§ PROBLEM DESCRIPTION
Without including any pictures, copy each entry below exactly.

(SUPPLIED MATERIAL)

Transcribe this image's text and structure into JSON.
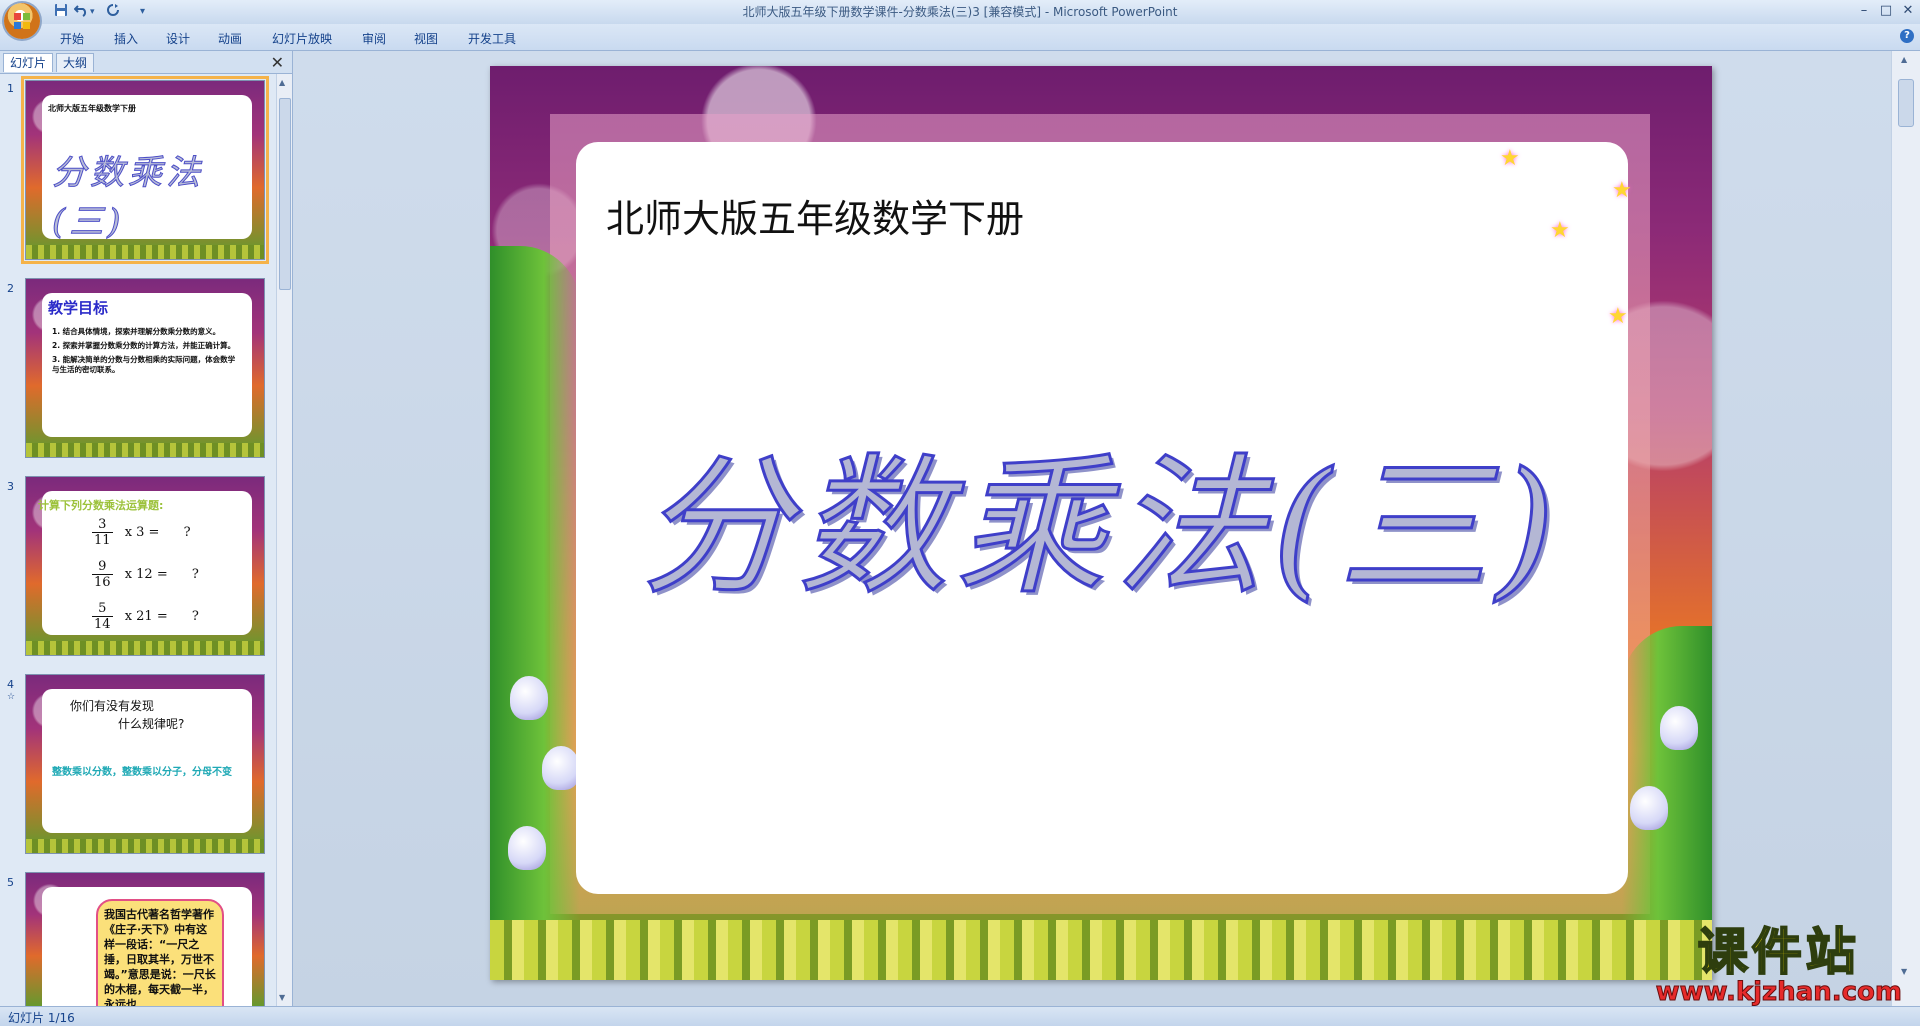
{
  "window": {
    "title": "北师大版五年级下册数学课件-分数乘法(三)3 [兼容模式] - Microsoft PowerPoint",
    "minimize": "–",
    "maximize": "□",
    "close": "✕"
  },
  "quick_access": {
    "save_icon": "save-icon",
    "undo_icon": "undo-icon",
    "redo_icon": "redo-icon",
    "customize": "▾"
  },
  "ribbon": {
    "tabs": [
      "开始",
      "插入",
      "设计",
      "动画",
      "幻灯片放映",
      "审阅",
      "视图",
      "开发工具"
    ],
    "help": "?"
  },
  "left_pane": {
    "tabs": [
      "幻灯片",
      "大纲"
    ],
    "close": "✕"
  },
  "thumbnails": [
    {
      "number": "1",
      "subtitle": "北师大版五年级数学下册",
      "title": "分数乘法(三)"
    },
    {
      "number": "2",
      "heading": "教学目标",
      "items": [
        "1. 结合具体情境，探索并理解分数乘分数的意义。",
        "2. 探索并掌握分数乘分数的计算方法，并能正确计算。",
        "3. 能解决简单的分数与分数相乘的实际问题，体会数学与生活的密切联系。"
      ]
    },
    {
      "number": "3",
      "heading": "计算下列分数乘法运算题:",
      "rows": [
        {
          "num": "3",
          "den": "11",
          "mult": "x 3 =",
          "result": "?"
        },
        {
          "num": "9",
          "den": "16",
          "mult": "x 12 =",
          "result": "?"
        },
        {
          "num": "5",
          "den": "14",
          "mult": "x 21 =",
          "result": "?"
        }
      ]
    },
    {
      "number": "4",
      "marker": "☆",
      "line1": "你们有没有发现",
      "line2": "什么规律呢?",
      "note": "整数乘以分数，整数乘以分子，分母不变"
    },
    {
      "number": "5",
      "text": "我国古代著名哲学著作《庄子·天下》中有这样一段话：“一尺之捶，日取其半，万世不竭。”意思是说：一尺长的木棍，每天截一半，永远也"
    }
  ],
  "slide": {
    "subtitle": "北师大版五年级数学下册",
    "title": "分数乘法(三)"
  },
  "watermark": {
    "name": "课件站",
    "url": "www.kjzhan.com"
  },
  "status": {
    "slide_indicator": "幻灯片 1/16"
  },
  "colors": {
    "ribbon_text": "#15428b",
    "title_outline": "#3f3fc9",
    "title_fill": "#b4b7d4",
    "selection": "#f5b34a"
  }
}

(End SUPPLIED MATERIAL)

§ EXPECTED OUTPUT
Transcribe this image's text and structure into JSON.
{
  "window": {
    "title": "北师大版五年级下册数学课件-分数乘法(三)3 [兼容模式] - Microsoft PowerPoint",
    "minimize": "–",
    "maximize": "□",
    "close": "✕"
  },
  "quick_access": {
    "save_icon": "save-icon",
    "undo_icon": "undo-icon",
    "redo_icon": "redo-icon",
    "customize": "▾"
  },
  "ribbon": {
    "tabs": [
      "开始",
      "插入",
      "设计",
      "动画",
      "幻灯片放映",
      "审阅",
      "视图",
      "开发工具"
    ],
    "help": "?"
  },
  "left_pane": {
    "tabs": [
      "幻灯片",
      "大纲"
    ],
    "close": "✕"
  },
  "thumbnails": [
    {
      "number": "1",
      "subtitle": "北师大版五年级数学下册",
      "title": "分数乘法(三)"
    },
    {
      "number": "2",
      "heading": "教学目标",
      "items": [
        "1. 结合具体情境，探索并理解分数乘分数的意义。",
        "2. 探索并掌握分数乘分数的计算方法，并能正确计算。",
        "3. 能解决简单的分数与分数相乘的实际问题，体会数学与生活的密切联系。"
      ]
    },
    {
      "number": "3",
      "heading": "计算下列分数乘法运算题:",
      "rows": [
        {
          "num": "3",
          "den": "11",
          "mult": "x 3 =",
          "result": "?"
        },
        {
          "num": "9",
          "den": "16",
          "mult": "x 12 =",
          "result": "?"
        },
        {
          "num": "5",
          "den": "14",
          "mult": "x 21 =",
          "result": "?"
        }
      ]
    },
    {
      "number": "4",
      "marker": "☆",
      "line1": "你们有没有发现",
      "line2": "什么规律呢?",
      "note": "整数乘以分数，整数乘以分子，分母不变"
    },
    {
      "number": "5",
      "text": "我国古代著名哲学著作《庄子·天下》中有这样一段话：“一尺之捶，日取其半，万世不竭。”意思是说：一尺长的木棍，每天截一半，永远也"
    }
  ],
  "slide": {
    "subtitle": "北师大版五年级数学下册",
    "title": "分数乘法(三)"
  },
  "watermark": {
    "name": "课件站",
    "url": "www.kjzhan.com"
  },
  "status": {
    "slide_indicator": "幻灯片 1/16"
  },
  "colors": {
    "ribbon_text": "#15428b",
    "title_outline": "#3f3fc9",
    "title_fill": "#b4b7d4",
    "selection": "#f5b34a"
  }
}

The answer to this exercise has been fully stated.